__INSTRUCTIONS TO FOLLOW__: Your response should consist of one number, the count of lines below that contain "Must".

Records from a collection:
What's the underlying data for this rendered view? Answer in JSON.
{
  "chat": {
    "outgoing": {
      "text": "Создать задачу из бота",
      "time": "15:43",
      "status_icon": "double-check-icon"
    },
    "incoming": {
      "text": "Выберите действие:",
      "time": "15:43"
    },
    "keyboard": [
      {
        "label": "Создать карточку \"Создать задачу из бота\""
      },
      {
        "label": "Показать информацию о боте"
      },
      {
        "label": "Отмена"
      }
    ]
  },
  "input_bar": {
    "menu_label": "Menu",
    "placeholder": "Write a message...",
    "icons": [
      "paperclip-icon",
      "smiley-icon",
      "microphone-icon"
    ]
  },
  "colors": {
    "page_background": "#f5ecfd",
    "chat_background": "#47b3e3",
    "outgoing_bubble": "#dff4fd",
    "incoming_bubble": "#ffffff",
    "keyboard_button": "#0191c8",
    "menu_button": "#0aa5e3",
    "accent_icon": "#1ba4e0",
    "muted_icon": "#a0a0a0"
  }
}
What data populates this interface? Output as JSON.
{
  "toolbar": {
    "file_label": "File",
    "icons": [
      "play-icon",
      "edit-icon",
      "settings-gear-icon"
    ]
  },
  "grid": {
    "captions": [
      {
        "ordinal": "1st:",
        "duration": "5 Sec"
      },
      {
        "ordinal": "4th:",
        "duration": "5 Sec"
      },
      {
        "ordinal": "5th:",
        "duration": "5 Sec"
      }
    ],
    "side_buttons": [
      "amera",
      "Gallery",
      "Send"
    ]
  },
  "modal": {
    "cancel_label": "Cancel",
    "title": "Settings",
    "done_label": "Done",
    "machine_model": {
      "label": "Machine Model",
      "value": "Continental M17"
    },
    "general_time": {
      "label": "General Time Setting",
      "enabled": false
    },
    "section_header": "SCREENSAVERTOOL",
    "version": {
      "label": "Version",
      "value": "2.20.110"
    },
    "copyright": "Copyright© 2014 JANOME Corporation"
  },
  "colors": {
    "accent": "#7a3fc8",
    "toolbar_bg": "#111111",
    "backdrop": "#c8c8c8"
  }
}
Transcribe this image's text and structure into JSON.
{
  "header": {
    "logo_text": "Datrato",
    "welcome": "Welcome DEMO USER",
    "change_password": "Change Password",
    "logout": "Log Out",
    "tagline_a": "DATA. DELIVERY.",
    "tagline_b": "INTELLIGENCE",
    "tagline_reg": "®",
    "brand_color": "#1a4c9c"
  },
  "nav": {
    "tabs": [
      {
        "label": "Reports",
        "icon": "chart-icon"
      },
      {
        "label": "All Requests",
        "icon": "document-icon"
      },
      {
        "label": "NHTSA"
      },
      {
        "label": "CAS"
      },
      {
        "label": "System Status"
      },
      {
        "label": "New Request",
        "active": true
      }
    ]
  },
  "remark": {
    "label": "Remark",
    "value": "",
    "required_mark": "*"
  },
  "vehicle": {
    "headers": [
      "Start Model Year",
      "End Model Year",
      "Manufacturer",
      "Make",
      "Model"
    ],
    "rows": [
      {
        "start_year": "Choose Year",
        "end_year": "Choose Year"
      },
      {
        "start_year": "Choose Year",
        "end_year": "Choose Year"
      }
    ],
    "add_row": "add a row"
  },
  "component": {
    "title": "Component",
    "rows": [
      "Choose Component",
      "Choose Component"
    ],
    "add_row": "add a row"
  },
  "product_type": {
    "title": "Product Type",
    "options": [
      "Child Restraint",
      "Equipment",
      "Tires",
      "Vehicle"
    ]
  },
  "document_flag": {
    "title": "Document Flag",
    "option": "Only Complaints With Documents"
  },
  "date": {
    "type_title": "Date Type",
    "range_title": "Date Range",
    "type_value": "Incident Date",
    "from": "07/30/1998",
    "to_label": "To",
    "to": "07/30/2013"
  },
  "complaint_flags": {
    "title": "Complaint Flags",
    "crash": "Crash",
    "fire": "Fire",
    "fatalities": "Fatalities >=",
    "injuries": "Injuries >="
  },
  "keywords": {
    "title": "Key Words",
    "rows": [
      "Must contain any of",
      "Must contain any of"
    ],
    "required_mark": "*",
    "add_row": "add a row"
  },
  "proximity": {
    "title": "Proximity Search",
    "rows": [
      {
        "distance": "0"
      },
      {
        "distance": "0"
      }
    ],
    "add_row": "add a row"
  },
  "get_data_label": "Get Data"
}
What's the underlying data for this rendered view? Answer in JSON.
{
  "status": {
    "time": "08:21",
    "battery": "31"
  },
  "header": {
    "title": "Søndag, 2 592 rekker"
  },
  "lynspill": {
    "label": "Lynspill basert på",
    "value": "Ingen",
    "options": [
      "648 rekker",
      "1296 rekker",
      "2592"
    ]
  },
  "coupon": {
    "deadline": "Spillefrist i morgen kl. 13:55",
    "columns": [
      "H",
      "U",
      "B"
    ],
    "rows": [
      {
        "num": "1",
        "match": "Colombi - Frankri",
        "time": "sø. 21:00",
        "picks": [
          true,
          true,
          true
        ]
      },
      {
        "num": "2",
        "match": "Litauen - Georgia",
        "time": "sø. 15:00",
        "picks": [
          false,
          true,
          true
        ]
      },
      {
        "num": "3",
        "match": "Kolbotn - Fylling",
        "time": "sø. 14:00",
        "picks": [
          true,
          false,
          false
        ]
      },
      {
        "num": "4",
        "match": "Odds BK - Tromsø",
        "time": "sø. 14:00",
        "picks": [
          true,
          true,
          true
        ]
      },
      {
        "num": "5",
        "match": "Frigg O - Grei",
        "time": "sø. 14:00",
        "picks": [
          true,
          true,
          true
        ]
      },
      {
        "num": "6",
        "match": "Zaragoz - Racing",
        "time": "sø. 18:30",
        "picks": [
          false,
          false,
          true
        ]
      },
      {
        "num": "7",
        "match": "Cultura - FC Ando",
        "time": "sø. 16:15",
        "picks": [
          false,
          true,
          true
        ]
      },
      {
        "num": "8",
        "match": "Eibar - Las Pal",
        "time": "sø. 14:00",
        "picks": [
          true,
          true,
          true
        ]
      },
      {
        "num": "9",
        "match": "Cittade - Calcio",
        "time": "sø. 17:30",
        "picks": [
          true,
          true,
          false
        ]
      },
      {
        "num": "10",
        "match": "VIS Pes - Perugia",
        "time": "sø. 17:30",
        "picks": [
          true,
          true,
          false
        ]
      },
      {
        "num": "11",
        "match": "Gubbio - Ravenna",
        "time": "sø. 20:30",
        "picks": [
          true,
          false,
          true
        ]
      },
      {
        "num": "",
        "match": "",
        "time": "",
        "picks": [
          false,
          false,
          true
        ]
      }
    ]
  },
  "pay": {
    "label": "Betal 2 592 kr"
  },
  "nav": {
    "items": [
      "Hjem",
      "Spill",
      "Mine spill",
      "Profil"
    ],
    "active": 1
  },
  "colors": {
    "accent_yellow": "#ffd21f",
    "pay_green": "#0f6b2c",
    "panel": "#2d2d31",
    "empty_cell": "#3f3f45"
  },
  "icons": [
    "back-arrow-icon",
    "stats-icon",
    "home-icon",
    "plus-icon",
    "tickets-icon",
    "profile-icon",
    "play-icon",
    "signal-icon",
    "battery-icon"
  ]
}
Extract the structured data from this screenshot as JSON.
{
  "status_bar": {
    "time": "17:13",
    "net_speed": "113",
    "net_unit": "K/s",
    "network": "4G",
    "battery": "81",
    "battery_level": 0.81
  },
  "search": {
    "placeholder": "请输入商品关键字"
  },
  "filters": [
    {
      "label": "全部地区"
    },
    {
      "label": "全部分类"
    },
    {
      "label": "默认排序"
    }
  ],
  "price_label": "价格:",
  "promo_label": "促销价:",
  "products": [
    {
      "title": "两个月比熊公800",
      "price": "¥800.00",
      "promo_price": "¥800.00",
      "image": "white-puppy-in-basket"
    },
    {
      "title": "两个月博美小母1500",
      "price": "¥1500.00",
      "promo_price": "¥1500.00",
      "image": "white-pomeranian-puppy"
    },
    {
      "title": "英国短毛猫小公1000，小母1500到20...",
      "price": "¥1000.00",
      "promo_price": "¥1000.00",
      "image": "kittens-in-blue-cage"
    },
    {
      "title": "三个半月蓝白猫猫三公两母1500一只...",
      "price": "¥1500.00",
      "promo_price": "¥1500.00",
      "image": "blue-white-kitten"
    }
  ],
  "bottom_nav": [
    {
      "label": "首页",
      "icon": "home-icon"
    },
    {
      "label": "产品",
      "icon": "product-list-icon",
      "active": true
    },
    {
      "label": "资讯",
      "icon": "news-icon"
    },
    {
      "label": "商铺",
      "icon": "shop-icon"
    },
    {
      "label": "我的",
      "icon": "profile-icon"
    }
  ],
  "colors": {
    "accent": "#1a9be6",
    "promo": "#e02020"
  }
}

__WRITTEN RESPONSE__: 2